Linear algebra review

The *rank* of a matrix is the number of linearly independent rows (or columns) in it; thus,
. A square matrix all of whose off-diagonal entries are zero is called a *diagonal matrix*; its rank is equal to the number of non-zero diagonal entries. If all diagonal entries of such a diagonal matrix are , it is called the identity matrix of dimension and represented by .

For a square
matrix and a vector that is not all zeros, the values of satisfying

The number of non-zero eigenvalues of is at most .

The eigenvalues of a matrix are found by solving the
*characteristic equation*, which is obtained by
rewriting Equation 213 in the form
. The eigenvalues of are then the solutions of
, where denotes the determinant of a square matrix .
The equation
is an th order polynomial equation in and can have at most roots, which are the
eigenvalues of . These eigenvalues can in general be complex, even if all entries of are real.

We now examine some further properties of eigenvalues and eigenvectors, to set up the central idea of singular value decompositions in Section 18.2 below. First, we look at the relationship between matrix-vector multiplication and eigenvalues.

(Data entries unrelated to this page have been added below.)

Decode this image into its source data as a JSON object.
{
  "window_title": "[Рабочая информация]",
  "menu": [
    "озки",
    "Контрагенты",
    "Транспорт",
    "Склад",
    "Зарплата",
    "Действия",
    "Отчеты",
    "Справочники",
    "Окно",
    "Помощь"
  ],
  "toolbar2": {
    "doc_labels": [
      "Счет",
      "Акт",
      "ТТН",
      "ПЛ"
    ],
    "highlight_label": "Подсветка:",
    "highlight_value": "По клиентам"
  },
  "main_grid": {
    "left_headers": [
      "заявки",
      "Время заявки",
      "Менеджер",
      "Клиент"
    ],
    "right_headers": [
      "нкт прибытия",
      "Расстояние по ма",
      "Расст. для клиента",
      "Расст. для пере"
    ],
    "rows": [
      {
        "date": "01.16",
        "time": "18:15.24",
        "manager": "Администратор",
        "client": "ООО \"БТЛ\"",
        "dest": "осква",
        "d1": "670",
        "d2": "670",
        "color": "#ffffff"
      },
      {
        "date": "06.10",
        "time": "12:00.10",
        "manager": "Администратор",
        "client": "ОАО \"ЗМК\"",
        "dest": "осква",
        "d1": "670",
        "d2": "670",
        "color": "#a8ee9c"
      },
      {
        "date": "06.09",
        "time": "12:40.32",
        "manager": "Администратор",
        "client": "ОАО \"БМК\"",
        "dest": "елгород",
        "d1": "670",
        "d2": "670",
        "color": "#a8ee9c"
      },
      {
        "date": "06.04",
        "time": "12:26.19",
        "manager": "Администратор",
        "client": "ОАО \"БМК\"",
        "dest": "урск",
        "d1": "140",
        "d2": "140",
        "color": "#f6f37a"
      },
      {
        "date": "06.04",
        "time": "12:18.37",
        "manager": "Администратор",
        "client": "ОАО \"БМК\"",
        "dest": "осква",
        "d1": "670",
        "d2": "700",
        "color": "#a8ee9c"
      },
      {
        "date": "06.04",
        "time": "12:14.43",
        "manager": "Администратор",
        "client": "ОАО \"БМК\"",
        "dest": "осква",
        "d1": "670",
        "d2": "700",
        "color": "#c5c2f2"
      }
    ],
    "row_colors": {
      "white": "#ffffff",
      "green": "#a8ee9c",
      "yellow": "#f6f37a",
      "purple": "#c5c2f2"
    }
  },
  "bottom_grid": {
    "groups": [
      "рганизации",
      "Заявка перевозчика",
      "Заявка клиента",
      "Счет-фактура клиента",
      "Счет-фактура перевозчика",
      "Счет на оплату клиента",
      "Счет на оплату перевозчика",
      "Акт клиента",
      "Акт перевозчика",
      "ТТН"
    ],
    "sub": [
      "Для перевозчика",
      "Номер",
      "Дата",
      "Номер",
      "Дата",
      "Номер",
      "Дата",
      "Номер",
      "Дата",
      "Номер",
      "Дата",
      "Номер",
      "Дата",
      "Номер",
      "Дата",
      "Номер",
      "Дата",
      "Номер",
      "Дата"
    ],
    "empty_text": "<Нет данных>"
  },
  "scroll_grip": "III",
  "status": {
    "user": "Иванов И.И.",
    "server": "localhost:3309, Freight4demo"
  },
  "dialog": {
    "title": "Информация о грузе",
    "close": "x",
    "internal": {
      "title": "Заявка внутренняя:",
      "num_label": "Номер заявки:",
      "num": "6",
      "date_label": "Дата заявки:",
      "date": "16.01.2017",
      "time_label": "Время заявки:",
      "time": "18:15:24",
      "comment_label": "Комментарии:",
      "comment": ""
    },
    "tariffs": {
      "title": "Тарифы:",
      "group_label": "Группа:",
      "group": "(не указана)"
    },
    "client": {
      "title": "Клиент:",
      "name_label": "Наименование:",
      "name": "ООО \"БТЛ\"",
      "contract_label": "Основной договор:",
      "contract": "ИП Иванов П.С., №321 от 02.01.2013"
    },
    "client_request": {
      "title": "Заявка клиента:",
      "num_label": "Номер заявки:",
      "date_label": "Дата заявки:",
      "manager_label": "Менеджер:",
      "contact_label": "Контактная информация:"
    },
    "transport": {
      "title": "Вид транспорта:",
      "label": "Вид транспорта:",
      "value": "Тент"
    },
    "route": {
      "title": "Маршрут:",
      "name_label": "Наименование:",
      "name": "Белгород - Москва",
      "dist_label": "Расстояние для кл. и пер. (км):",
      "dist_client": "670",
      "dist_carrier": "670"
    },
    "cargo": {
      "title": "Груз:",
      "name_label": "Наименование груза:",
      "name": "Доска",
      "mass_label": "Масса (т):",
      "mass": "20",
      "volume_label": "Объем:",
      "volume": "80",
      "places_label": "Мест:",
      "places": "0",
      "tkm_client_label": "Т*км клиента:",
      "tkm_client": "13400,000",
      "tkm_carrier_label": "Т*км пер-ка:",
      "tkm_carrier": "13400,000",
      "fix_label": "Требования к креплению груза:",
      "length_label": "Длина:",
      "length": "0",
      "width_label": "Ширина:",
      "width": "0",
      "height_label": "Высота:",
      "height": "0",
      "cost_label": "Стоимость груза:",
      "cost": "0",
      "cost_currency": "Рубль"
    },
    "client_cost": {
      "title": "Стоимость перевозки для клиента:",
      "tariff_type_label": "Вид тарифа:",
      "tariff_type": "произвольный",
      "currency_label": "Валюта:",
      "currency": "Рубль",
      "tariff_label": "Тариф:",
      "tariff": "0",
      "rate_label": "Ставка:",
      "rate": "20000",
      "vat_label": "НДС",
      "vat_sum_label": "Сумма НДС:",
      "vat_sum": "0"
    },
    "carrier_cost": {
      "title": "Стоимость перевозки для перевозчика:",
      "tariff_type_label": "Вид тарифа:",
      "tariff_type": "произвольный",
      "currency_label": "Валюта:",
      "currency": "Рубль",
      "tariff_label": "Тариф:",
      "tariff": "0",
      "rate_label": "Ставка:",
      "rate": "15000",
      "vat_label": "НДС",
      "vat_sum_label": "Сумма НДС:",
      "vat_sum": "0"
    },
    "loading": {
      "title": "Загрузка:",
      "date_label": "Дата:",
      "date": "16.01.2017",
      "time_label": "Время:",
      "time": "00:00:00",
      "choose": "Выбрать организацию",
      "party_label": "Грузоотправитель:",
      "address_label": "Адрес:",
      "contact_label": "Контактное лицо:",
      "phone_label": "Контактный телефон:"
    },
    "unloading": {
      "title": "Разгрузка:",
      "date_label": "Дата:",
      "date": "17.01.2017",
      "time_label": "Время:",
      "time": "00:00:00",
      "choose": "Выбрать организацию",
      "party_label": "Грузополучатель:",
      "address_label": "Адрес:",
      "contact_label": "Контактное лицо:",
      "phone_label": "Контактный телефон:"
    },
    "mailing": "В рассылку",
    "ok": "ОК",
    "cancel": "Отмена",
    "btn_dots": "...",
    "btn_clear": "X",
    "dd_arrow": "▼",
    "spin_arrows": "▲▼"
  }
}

**Worked example.**
Consider the matrix

(215) |

(216) |

(217) |

Example 18.1 shows that even though is an arbitrary vector, the effect of multiplication by is determined by the eigenvalues and eigenvectors of . Furthermore, it is intuitively apparent from Equation 221 that the product is relatively unaffected by terms arising from the small eigenvalues of ; in our example, since , the contribution of the third term on the right hand side of Equation 221 is small. In fact, if we were to completely ignore the contribution in Equation 221 from the third eigenvector corresponding to , then the product would be computed to be rather than the correct product which is ; these two vectors are relatively close to each other by any of various metrics one could apply (such as the length of their vector difference).

This suggests that the effect of small eigenvalues (and their eigenvectors) on a matrix-vector product is small. We will carry forward this intuition when studying matrix decompositions and low-rank approximations in Section 18.2 . Before doing so, we examine the eigenvectors and eigenvalues of special forms of matrices that will be of particular interest to us.

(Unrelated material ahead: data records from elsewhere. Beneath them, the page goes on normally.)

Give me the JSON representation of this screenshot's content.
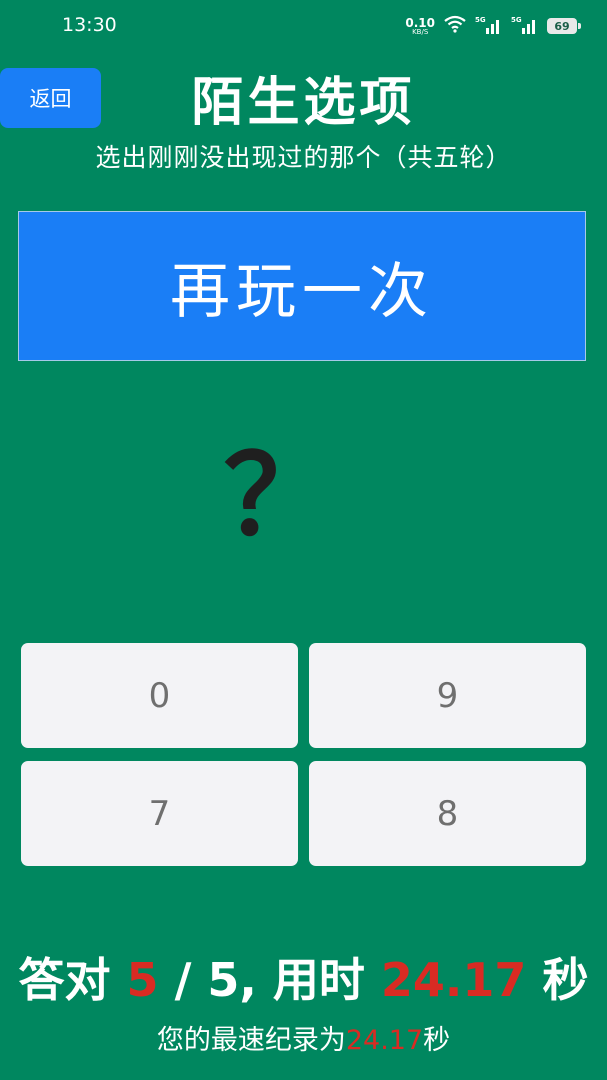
{
  "status_bar": {
    "time": "13:30",
    "net_speed_value": "0.10",
    "net_speed_unit": "KB/S",
    "sim1_tag": "5G",
    "sim2_tag": "5G",
    "battery": "69",
    "icons": [
      "wifi-icon",
      "signal-icon",
      "signal-icon",
      "battery-icon"
    ]
  },
  "header": {
    "back_label": "返回",
    "title": "陌生选项",
    "subtitle": "选出刚刚没出现过的那个（共五轮）"
  },
  "replay_button_label": "再玩一次",
  "question_symbol": "？",
  "options": [
    "0",
    "9",
    "7",
    "8"
  ],
  "result": {
    "prefix": "答对",
    "correct": "5",
    "separator": "/",
    "total": "5,",
    "time_prefix": "用时",
    "time_value": "24.17",
    "time_unit": "秒"
  },
  "best_record": {
    "prefix": "您的最速纪录为",
    "value": "24.17",
    "unit": "秒"
  },
  "colors": {
    "background": "#00875f",
    "accent_blue": "#1a7ef6",
    "highlight_red": "#d92b23",
    "option_bg": "#f3f3f6"
  }
}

For a *symmetric* matrix , the eigenvectors corresponding to distinct eigenvalues are *orthogonal*. Further, if is both real and symmetric, the eigenvalues are all real.

**Worked example.**
Consider the real, symmetric matrix

This is an automatically generated page. In case of formatting errors you may want to look at the PDF edition of the book.

2009-04-07